What you need to do
The whole of the data is to be reproduced exactly.

Dataset rows describing interfaces:
- - - - -

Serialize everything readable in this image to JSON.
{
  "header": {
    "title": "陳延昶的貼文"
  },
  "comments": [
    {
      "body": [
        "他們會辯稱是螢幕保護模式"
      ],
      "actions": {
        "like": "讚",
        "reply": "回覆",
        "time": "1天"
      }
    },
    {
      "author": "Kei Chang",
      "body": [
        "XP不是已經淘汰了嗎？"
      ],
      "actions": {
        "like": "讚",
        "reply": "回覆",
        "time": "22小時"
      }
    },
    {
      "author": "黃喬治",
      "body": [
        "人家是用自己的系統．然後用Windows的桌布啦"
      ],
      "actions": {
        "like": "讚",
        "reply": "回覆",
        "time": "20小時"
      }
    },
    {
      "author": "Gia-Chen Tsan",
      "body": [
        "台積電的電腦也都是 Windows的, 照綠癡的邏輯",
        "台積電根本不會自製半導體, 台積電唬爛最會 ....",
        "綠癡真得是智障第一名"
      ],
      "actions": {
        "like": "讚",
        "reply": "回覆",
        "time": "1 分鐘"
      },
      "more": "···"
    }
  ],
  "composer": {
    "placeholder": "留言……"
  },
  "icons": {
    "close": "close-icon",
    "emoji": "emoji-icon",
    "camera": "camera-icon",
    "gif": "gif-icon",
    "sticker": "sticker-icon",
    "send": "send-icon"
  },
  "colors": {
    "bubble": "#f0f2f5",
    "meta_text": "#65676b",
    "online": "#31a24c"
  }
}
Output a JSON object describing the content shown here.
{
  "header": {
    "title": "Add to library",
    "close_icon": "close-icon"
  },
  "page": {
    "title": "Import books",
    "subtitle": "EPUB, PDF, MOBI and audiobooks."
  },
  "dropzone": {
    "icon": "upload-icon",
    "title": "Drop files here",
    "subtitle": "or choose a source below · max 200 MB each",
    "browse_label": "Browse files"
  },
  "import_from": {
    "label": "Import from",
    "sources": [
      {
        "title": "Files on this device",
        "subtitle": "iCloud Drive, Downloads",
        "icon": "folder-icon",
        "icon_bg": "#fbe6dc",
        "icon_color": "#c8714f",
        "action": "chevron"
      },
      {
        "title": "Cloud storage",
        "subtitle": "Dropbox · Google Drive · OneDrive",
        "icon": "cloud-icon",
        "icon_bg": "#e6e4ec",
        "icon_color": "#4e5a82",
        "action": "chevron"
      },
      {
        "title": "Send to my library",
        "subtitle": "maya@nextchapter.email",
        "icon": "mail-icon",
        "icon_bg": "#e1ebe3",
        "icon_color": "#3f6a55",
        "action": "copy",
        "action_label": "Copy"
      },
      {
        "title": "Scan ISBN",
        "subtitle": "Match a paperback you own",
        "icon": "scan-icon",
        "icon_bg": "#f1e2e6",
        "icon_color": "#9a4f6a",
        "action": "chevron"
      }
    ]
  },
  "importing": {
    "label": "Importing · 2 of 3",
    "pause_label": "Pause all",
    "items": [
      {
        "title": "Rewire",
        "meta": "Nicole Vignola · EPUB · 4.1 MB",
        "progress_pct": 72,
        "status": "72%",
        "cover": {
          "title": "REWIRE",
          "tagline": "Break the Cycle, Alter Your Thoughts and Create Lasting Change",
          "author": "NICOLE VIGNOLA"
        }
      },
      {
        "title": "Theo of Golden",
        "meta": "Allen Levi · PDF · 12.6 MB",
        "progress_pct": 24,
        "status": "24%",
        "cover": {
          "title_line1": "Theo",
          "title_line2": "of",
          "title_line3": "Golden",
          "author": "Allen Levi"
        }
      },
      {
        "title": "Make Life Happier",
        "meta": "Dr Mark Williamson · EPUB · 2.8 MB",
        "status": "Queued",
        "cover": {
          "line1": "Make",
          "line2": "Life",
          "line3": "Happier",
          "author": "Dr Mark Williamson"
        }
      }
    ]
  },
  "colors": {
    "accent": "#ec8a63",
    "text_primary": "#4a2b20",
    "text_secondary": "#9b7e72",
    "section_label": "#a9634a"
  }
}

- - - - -

Task response
Serialize everything readable in this image to JSON.
{
  "header": {
    "title": "陳延昶的貼文"
  },
  "comments": [
    {
      "body": [
        "他們會辯稱是螢幕保護模式"
      ],
      "actions": {
        "like": "讚",
        "reply": "回覆",
        "time": "1天"
      }
    },
    {
      "author": "Kei Chang",
      "body": [
        "XP不是已經淘汰了嗎？"
      ],
      "actions": {
        "like": "讚",
        "reply": "回覆",
        "time": "22小時"
      }
    },
    {
      "author": "黃喬治",
      "body": [
        "人家是用自己的系統．然後用Windows的桌布啦"
      ],
      "actions": {
        "like": "讚",
        "reply": "回覆",
        "time": "20小時"
      }
    },
    {
      "author": "Gia-Chen Tsan",
      "body": [
        "台積電的電腦也都是 Windows的, 照綠癡的邏輯",
        "台積電根本不會自製半導體, 台積電唬爛最會 ....",
        "綠癡真得是智障第一名"
      ],
      "actions": {
        "like": "讚",
        "reply": "回覆",
        "time": "1 分鐘"
      },
      "more": "···"
    }
  ],
  "composer": {
    "placeholder": "留言……"
  },
  "icons": {
    "close": "close-icon",
    "emoji": "emoji-icon",
    "camera": "camera-icon",
    "gif": "gif-icon",
    "sticker": "sticker-icon",
    "send": "send-icon"
  },
  "colors": {
    "bubble": "#f0f2f5",
    "meta_text": "#65676b",
    "online": "#31a24c"
  }
}
Output a JSON object describing the content shown here.
{
  "header": {
    "title": "Add to library",
    "close_icon": "close-icon"
  },
  "page": {
    "title": "Import books",
    "subtitle": "EPUB, PDF, MOBI and audiobooks."
  },
  "dropzone": {
    "icon": "upload-icon",
    "title": "Drop files here",
    "subtitle": "or choose a source below · max 200 MB each",
    "browse_label": "Browse files"
  },
  "import_from": {
    "label": "Import from",
    "sources": [
      {
        "title": "Files on this device",
        "subtitle": "iCloud Drive, Downloads",
        "icon": "folder-icon",
        "icon_bg": "#fbe6dc",
        "icon_color": "#c8714f",
        "action": "chevron"
      },
      {
        "title": "Cloud storage",
        "subtitle": "Dropbox · Google Drive · OneDrive",
        "icon": "cloud-icon",
        "icon_bg": "#e6e4ec",
        "icon_color": "#4e5a82",
        "action": "chevron"
      },
      {
        "title": "Send to my library",
        "subtitle": "maya@nextchapter.email",
        "icon": "mail-icon",
        "icon_bg": "#e1ebe3",
        "icon_color": "#3f6a55",
        "action": "copy",
        "action_label": "Copy"
      },
      {
        "title": "Scan ISBN",
        "subtitle": "Match a paperback you own",
        "icon": "scan-icon",
        "icon_bg": "#f1e2e6",
        "icon_color": "#9a4f6a",
        "action": "chevron"
      }
    ]
  },
  "importing": {
    "label": "Importing · 2 of 3",
    "pause_label": "Pause all",
    "items": [
      {
        "title": "Rewire",
        "meta": "Nicole Vignola · EPUB · 4.1 MB",
        "progress_pct": 72,
        "status": "72%",
        "cover": {
          "title": "REWIRE",
          "tagline": "Break the Cycle, Alter Your Thoughts and Create Lasting Change",
          "author": "NICOLE VIGNOLA"
        }
      },
      {
        "title": "Theo of Golden",
        "meta": "Allen Levi · PDF · 12.6 MB",
        "progress_pct": 24,
        "status": "24%",
        "cover": {
          "title_line1": "Theo",
          "title_line2": "of",
          "title_line3": "Golden",
          "author": "Allen Levi"
        }
      },
      {
        "title": "Make Life Happier",
        "meta": "Dr Mark Williamson · EPUB · 2.8 MB",
        "status": "Queued",
        "cover": {
          "line1": "Make",
          "line2": "Life",
          "line3": "Happier",
          "author": "Dr Mark Williamson"
        }
      }
    ]
  },
  "colors": {
    "accent": "#ec8a63",
    "text_primary": "#4a2b20",
    "text_secondary": "#9b7e72",
    "section_label": "#a9634a"
  }
}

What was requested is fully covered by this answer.